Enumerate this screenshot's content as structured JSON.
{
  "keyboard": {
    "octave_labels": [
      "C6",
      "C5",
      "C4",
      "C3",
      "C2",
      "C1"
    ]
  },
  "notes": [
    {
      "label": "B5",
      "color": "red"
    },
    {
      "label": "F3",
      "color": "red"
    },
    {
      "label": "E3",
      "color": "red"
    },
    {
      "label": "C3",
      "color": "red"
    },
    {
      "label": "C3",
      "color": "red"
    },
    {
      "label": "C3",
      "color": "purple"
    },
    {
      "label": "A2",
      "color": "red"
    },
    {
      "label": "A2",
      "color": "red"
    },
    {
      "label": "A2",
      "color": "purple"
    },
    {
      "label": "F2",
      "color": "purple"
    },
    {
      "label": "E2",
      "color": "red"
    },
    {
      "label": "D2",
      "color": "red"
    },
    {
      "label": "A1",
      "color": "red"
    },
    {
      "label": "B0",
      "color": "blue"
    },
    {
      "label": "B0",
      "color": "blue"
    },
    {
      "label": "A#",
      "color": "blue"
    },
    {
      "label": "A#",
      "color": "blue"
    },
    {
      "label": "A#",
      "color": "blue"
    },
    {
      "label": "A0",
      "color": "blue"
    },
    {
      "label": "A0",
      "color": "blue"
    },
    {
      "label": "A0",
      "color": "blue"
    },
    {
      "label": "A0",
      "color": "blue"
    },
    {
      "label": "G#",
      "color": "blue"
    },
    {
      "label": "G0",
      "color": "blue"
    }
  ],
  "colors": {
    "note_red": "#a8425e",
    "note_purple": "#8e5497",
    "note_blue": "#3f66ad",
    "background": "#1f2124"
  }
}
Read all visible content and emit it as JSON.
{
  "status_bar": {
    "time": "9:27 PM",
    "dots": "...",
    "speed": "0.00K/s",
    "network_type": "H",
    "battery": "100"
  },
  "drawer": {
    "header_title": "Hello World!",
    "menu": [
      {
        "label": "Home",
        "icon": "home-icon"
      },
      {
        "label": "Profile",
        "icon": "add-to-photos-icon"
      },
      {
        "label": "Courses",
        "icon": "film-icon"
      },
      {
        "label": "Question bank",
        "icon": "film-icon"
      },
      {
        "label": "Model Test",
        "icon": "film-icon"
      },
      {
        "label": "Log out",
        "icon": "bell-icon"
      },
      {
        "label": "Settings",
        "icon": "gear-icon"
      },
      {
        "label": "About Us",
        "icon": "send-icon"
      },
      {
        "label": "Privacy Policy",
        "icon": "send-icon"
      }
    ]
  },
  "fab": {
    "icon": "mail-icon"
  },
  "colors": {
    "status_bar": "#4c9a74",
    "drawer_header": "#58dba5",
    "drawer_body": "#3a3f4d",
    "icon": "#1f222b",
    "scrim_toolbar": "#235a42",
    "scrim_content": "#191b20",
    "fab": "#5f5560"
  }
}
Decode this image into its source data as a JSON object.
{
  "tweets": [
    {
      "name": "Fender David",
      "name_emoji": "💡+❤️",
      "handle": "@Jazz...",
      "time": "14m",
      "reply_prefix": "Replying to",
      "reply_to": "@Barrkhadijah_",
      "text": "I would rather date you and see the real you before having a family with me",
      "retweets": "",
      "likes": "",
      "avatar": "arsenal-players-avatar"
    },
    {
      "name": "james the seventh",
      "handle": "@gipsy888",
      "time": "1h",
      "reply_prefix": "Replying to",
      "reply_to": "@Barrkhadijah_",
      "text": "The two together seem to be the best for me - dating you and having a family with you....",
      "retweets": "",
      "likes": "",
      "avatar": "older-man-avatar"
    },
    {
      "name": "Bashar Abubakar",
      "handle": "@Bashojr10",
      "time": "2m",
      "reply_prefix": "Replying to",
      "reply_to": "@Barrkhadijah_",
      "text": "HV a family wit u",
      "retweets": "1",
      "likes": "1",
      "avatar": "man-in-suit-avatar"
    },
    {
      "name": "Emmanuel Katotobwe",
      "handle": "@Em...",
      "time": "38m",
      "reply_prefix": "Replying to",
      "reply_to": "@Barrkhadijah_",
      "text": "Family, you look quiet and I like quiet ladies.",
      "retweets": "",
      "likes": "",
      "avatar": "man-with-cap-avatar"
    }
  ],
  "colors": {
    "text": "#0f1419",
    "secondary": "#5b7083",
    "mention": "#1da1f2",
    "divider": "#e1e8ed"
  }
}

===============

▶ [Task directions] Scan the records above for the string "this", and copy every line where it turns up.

▶ [Completed task]
Enumerate this screenshot's content as structured JSON.
Decode this image into its source data as a JSON object.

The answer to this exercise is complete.